The Frenchman, who showed great form in Saturday’s opening stage, powered away with one kilometre to go and did not look back with a reduced bunch breathing down his neck.
Cofidis had not won a stage on the Tour since Sylvain Chavanel in 2008, which was four years after the team was engulfed in a doping scandal and a year after they pulled out of the race when Italian Cristian Moreni failed a drugs test.
In 2004, Cedric Vasseur, now the team’s general manager, was one of several riders detained for questioning in the doping scandal before being cleared of any wrongdoing.
The 27-year-old Lafay, who finished ahead of Belgian Wout van Aert (Jumbo Visma) and Tadej Pogacar (UAE Emirates) in third, said he knew his win was a relief for the whole team.
“I’ve been with Cofidis for five years so I can appreciate that it’s liberating for the whole team,” Lafay told a news conference, recalling that his team mate Benjamin Thomas had come agonisingly close to winning in Carcassonne last year.
“We’ve been going for this Tour stage win on the Tour for so long and also we’ve never won a French national title (since the team was founded in 1996).

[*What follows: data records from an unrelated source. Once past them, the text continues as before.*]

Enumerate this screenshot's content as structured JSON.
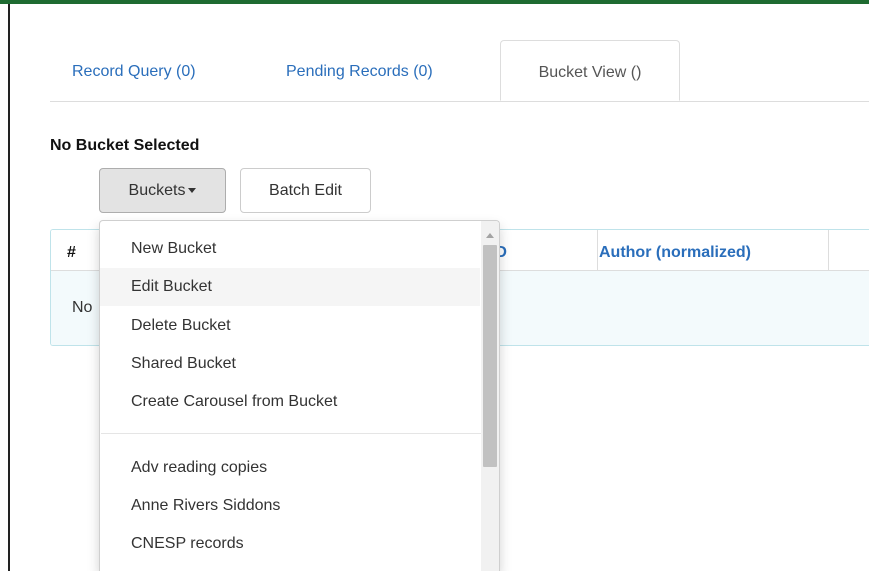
{
  "colors": {
    "top_bar": "#1e6b31",
    "link": "#2a6ebb",
    "menu_hover": "#f5f5f5",
    "table_highlight": "#f3fafc"
  },
  "tabs": [
    {
      "label": "Record Query (0)"
    },
    {
      "label": "Pending Records (0)"
    },
    {
      "label": "Bucket View ()",
      "active": true
    }
  ],
  "bucket_status": "No Bucket Selected",
  "toolbar": {
    "buckets_label": "Buckets",
    "batch_edit_label": "Batch Edit"
  },
  "table": {
    "headers": [
      "#",
      "l ID",
      "Author (normalized)"
    ],
    "empty_text": "No"
  },
  "dropdown": {
    "actions": [
      {
        "label": "New Bucket"
      },
      {
        "label": "Edit Bucket",
        "hovered": true
      },
      {
        "label": "Delete Bucket"
      },
      {
        "label": "Shared Bucket"
      },
      {
        "label": "Create Carousel from Bucket"
      }
    ],
    "buckets": [
      {
        "label": "Adv reading copies"
      },
      {
        "label": "Anne Rivers Siddons"
      },
      {
        "label": "CNESP records"
      }
    ]
  },
  "icons": {
    "buckets_caret": "caret-down-icon",
    "scroll_up": "scroll-up-arrow-icon"
  }
}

“We came into the Tour determined not to finish empty handed. This victory is going to do a lot of good to all of us.”
On Saturday, Lafay was the only rider to follow the pace of main contenders Pogacar and Jonas Vingegaard, but eventually could not fight for the stage win.

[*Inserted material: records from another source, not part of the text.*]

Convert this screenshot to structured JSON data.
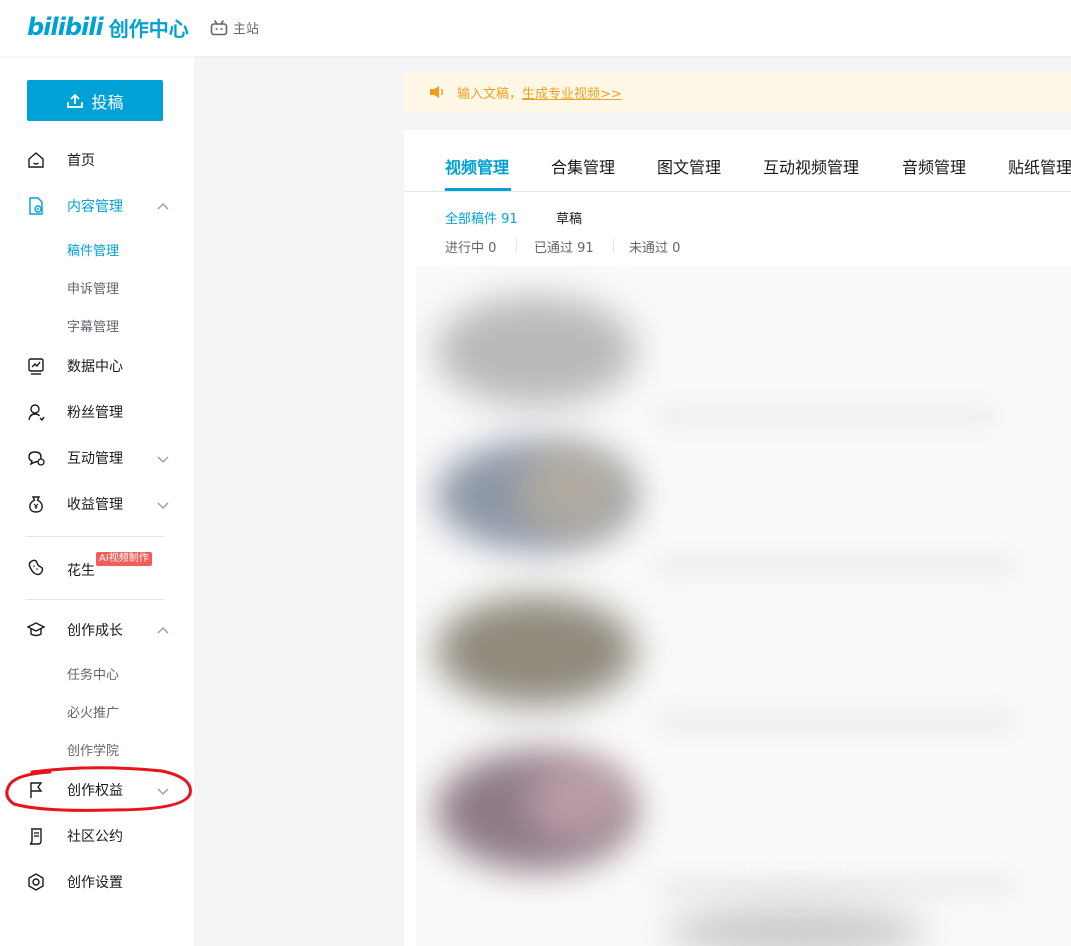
{
  "header": {
    "logo_bili": "bilibili",
    "logo_text": "创作中心",
    "main_site": "主站"
  },
  "sidebar": {
    "upload_label": "投稿",
    "items": {
      "home": "首页",
      "content": "内容管理",
      "content_sub": [
        "稿件管理",
        "申诉管理",
        "字幕管理"
      ],
      "data": "数据中心",
      "fans": "粉丝管理",
      "interact": "互动管理",
      "income": "收益管理",
      "huasheng": "花生",
      "huasheng_badge": "AI视频制作",
      "growth": "创作成长",
      "growth_sub": [
        "任务中心",
        "必火推广",
        "创作学院"
      ],
      "rights": "创作权益",
      "convention": "社区公约",
      "settings": "创作设置"
    }
  },
  "notice": {
    "text": "输入文稿，",
    "link": "生成专业视频>>"
  },
  "tabs": [
    "视频管理",
    "合集管理",
    "图文管理",
    "互动视频管理",
    "音频管理",
    "贴纸管理"
  ],
  "filters": {
    "all": "全部稿件 91",
    "draft": "草稿",
    "in_progress": "进行中 0",
    "passed": "已通过 91",
    "rejected": "未通过 0"
  },
  "colors": {
    "accent": "#00a1d6",
    "notice_bg": "#fff8e7",
    "notice_text": "#f0a020",
    "badge": "#f25d59",
    "annotation": "#e8141b"
  }
}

Lafay’s victory on Sunday still came as a surprise, even for his own team mates.
“With one kilometre left, the guys asked me who won,” said Cofidis rider Anthony Perez, who was lagging far behind. “I said Victor but I was joking. And then I saw that he had actually won, I didn’t know it, it’s crazy.
Lafay added: “I kept on telling myself, ‘They’re going to eat me up, they’re going to eat me up, but suddenly I realised I had done it.”
Briton Adam Yates, Pogacar’s UAE team mate, retained the overall leader’s yellow jersey after finishing safely in the chasing bunch.
Twice Tour winner Pogacar gained a two-second bonus, added to the eight seconds he earned for being first to the top of the Jaizkibel climb, just ahead of defending champion Vingegaard.
The Danish rider, who came elbow-to-elbow with Pogacar in the lead-up to the sprint, picked up five seconds there but now trails his big rival by 11 seconds in the overall standings.
“I think it was successful today even if we didn’t get the stage win,” said Pogacar.
“It’s a perfect situation. We wanted to defend the yellow jersey and take seconds, and we did that,” added the Slovenian, who broke his wrist last April.
“It’s a bit sore now after all this sprinting, but it’s getting better every day,” he said.
Yates told a news conference: “Our goal today was to set up Tadej for that sprint (at the top of Jaizkibel). He’s a great leader to work with. He’s always motivated so it keeps everyone around motivated.
Yates leads Pogacar by six seconds, with Vingegaard in sixth place.
Monday’s third stage is a 193.5km ride from Amorebieta Etxano to Bayonne as the race enters France.